#### About this task:
Print the listing in full, with no character changed.

#### Records for the task:
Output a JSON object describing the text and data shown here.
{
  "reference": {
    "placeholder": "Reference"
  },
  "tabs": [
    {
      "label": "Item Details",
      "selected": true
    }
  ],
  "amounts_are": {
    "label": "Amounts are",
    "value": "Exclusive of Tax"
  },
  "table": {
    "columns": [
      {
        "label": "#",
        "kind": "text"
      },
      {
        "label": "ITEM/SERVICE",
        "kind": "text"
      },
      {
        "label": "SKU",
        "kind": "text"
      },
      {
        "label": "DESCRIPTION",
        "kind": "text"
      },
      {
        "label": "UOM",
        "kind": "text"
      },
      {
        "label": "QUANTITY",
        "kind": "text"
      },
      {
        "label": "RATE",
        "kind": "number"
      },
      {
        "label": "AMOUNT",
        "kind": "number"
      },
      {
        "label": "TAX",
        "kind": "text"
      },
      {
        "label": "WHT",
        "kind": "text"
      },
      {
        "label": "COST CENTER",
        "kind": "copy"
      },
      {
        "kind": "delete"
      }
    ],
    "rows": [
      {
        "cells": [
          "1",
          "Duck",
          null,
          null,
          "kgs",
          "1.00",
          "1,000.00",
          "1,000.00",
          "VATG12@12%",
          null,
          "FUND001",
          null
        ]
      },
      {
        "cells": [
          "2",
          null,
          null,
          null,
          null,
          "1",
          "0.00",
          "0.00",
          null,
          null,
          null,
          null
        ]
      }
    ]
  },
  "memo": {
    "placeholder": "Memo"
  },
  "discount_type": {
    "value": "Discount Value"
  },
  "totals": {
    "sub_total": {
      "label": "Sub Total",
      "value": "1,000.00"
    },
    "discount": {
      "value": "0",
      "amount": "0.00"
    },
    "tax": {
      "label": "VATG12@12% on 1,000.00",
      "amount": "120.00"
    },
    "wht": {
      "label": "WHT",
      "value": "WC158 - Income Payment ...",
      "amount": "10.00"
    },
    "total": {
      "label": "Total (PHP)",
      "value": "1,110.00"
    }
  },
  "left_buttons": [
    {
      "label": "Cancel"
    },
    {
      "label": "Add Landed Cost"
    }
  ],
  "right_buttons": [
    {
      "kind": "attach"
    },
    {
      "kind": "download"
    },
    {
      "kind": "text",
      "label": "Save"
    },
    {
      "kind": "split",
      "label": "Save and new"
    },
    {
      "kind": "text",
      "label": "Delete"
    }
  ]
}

#### Response to this task:
Output a JSON object describing the text and data shown here.
{
  "reference": {
    "placeholder": "Reference"
  },
  "tabs": [
    {
      "label": "Item Details",
      "selected": true
    }
  ],
  "amounts_are": {
    "label": "Amounts are",
    "value": "Exclusive of Tax"
  },
  "table": {
    "columns": [
      {
        "label": "#",
        "kind": "text"
      },
      {
        "label": "ITEM/SERVICE",
        "kind": "text"
      },
      {
        "label": "SKU",
        "kind": "text"
      },
      {
        "label": "DESCRIPTION",
        "kind": "text"
      },
      {
        "label": "UOM",
        "kind": "text"
      },
      {
        "label": "QUANTITY",
        "kind": "text"
      },
      {
        "label": "RATE",
        "kind": "number"
      },
      {
        "label": "AMOUNT",
        "kind": "number"
      },
      {
        "label": "TAX",
        "kind": "text"
      },
      {
        "label": "WHT",
        "kind": "text"
      },
      {
        "label": "COST CENTER",
        "kind": "copy"
      },
      {
        "kind": "delete"
      }
    ],
    "rows": [
      {
        "cells": [
          "1",
          "Duck",
          null,
          null,
          "kgs",
          "1.00",
          "1,000.00",
          "1,000.00",
          "VATG12@12%",
          null,
          "FUND001",
          null
        ]
      },
      {
        "cells": [
          "2",
          null,
          null,
          null,
          null,
          "1",
          "0.00",
          "0.00",
          null,
          null,
          null,
          null
        ]
      }
    ]
  },
  "memo": {
    "placeholder": "Memo"
  },
  "discount_type": {
    "value": "Discount Value"
  },
  "totals": {
    "sub_total": {
      "label": "Sub Total",
      "value": "1,000.00"
    },
    "discount": {
      "value": "0",
      "amount": "0.00"
    },
    "tax": {
      "label": "VATG12@12% on 1,000.00",
      "amount": "120.00"
    },
    "wht": {
      "label": "WHT",
      "value": "WC158 - Income Payment ...",
      "amount": "10.00"
    },
    "total": {
      "label": "Total (PHP)",
      "value": "1,110.00"
    }
  },
  "left_buttons": [
    {
      "label": "Cancel"
    },
    {
      "label": "Add Landed Cost"
    }
  ],
  "right_buttons": [
    {
      "kind": "attach"
    },
    {
      "kind": "download"
    },
    {
      "kind": "text",
      "label": "Save"
    },
    {
      "kind": "split",
      "label": "Save and new"
    },
    {
      "kind": "text",
      "label": "Delete"
    }
  ]
}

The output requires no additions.